**** Study material ****

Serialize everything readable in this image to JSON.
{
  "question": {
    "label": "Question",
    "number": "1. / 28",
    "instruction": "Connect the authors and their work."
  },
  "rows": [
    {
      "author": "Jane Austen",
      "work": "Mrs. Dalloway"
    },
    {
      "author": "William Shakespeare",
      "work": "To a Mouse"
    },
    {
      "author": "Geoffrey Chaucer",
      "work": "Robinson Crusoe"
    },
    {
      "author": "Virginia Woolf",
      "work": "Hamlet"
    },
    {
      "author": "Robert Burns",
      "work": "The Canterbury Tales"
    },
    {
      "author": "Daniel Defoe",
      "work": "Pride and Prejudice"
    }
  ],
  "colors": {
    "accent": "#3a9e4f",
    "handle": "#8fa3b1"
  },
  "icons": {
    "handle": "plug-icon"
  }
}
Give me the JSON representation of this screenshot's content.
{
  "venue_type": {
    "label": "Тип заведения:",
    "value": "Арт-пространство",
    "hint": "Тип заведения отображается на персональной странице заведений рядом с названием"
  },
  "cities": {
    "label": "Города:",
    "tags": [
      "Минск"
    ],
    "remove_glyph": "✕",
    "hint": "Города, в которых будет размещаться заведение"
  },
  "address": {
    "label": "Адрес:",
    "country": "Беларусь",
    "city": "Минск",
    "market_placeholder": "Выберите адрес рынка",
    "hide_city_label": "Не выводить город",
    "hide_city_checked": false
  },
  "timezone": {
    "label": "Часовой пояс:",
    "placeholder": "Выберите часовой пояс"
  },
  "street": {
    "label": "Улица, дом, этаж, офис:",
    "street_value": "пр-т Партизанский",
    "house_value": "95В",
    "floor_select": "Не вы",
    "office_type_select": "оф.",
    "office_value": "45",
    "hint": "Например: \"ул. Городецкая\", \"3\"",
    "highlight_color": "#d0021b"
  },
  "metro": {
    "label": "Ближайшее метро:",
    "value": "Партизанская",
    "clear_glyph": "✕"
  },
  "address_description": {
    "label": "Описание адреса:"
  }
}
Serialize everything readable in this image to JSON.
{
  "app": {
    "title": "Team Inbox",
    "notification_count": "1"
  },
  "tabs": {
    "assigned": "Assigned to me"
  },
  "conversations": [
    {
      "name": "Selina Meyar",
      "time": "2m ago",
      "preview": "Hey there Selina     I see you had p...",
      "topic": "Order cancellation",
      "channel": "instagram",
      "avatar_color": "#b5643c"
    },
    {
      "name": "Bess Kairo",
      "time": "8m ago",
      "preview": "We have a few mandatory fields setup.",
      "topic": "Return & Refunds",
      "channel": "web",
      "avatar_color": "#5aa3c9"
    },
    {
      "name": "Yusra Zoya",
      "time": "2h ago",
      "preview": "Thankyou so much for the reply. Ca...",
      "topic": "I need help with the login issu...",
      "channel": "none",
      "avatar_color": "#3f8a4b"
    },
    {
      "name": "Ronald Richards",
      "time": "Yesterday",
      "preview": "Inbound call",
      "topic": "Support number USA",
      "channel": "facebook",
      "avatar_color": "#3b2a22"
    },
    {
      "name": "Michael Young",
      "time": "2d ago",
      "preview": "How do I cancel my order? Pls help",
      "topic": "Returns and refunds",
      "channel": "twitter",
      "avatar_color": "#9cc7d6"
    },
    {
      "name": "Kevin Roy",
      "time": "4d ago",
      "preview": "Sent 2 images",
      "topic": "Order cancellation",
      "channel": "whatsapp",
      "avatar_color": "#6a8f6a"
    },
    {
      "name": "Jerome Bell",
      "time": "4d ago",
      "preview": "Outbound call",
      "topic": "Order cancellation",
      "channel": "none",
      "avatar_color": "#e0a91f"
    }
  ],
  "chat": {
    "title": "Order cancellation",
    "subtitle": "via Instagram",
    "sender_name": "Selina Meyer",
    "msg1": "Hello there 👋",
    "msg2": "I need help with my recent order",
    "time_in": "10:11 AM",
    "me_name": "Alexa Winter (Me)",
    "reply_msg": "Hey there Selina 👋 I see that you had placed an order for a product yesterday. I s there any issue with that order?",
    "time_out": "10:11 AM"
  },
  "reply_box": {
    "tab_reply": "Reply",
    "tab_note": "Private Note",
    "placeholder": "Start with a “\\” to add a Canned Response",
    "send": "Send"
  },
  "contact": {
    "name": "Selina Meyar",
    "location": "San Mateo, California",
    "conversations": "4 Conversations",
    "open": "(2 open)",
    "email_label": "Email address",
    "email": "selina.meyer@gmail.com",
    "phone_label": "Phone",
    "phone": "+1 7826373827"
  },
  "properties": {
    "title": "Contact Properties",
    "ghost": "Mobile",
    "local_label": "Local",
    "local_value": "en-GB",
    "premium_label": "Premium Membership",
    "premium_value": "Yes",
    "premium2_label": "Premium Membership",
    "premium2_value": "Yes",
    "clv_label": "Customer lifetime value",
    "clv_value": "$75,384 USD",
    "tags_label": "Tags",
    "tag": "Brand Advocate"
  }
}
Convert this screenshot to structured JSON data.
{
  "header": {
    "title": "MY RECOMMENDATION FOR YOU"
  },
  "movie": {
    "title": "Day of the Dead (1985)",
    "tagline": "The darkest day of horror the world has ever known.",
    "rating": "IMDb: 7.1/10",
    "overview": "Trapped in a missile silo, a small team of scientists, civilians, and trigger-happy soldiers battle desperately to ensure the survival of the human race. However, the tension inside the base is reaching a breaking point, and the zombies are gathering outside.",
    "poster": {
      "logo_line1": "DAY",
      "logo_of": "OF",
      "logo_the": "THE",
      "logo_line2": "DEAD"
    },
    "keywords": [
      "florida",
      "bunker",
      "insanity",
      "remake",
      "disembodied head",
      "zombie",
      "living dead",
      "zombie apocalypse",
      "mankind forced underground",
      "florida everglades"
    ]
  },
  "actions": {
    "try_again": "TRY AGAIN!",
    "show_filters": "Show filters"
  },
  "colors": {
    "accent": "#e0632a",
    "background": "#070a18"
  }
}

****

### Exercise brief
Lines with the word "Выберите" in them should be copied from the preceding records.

### Task result
    "market_placeholder": "Выберите адрес рынка",
    "placeholder": "Выберите часовой пояс"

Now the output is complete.